* _YOUR OBJECTIVE_
Locate every line below that contains the word "content" and copy it.
┄┄┄┄┄┄┄┄┄┄
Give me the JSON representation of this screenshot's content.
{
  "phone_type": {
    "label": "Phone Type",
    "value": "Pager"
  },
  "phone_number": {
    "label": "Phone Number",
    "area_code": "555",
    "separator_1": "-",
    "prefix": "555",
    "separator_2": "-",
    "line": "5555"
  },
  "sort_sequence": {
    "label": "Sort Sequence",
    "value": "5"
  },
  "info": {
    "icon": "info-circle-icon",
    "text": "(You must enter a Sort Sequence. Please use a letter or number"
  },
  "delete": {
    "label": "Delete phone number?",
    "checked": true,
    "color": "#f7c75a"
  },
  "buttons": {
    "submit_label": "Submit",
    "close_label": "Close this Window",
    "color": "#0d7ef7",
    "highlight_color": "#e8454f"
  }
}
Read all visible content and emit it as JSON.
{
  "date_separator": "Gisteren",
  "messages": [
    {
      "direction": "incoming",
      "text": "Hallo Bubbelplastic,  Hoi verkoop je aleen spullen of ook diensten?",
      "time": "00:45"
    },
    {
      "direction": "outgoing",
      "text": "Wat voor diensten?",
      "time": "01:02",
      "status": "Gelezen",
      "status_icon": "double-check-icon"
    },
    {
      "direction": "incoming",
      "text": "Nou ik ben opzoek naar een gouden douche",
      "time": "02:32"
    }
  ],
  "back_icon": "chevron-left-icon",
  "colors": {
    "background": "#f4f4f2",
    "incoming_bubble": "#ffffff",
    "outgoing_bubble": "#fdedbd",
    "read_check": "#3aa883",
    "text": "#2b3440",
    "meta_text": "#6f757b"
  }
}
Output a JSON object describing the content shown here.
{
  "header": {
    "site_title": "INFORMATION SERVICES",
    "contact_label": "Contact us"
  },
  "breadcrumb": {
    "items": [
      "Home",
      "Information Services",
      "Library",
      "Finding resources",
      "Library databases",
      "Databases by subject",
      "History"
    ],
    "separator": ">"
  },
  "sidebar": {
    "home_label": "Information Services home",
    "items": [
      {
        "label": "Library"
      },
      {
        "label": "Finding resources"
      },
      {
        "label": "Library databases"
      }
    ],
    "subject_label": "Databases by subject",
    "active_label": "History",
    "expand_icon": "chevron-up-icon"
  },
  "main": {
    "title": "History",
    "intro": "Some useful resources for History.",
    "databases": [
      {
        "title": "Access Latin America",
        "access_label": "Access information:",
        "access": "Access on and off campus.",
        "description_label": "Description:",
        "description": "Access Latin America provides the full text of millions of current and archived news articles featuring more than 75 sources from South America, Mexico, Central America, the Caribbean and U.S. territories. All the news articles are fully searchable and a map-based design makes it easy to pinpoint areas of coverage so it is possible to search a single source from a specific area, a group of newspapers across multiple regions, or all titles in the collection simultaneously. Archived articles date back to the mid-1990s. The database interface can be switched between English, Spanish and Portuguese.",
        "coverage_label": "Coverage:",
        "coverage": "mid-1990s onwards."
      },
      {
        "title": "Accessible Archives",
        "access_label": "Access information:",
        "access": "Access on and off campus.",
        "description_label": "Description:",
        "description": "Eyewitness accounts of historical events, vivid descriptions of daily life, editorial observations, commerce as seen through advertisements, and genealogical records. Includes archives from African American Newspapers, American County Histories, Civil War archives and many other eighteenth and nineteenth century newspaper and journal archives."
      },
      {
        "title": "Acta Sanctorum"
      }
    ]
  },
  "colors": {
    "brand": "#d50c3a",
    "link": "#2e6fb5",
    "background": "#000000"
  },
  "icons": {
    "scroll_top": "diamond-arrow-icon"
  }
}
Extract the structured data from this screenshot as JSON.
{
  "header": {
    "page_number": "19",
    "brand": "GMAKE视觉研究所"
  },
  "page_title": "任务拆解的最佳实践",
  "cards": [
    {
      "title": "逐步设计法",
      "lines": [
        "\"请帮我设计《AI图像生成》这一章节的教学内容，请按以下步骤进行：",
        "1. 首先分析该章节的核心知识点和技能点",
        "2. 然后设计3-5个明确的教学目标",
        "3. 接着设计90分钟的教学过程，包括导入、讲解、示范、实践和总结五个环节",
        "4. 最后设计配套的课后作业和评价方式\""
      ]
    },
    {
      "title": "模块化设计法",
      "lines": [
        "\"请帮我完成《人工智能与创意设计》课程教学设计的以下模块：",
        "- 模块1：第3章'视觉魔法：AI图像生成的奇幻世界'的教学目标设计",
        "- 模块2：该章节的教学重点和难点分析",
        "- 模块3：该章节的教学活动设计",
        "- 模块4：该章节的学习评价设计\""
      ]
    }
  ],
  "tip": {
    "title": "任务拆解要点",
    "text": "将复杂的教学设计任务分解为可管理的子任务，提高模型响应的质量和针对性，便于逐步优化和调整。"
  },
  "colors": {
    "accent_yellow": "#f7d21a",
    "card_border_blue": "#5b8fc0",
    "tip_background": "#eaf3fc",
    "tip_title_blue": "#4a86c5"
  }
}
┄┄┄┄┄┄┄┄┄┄
* _WRITTEN RESPONSE_
Give me the JSON representation of this screenshot's content.
Read all visible content and emit it as JSON.
Output a JSON object describing the content shown here.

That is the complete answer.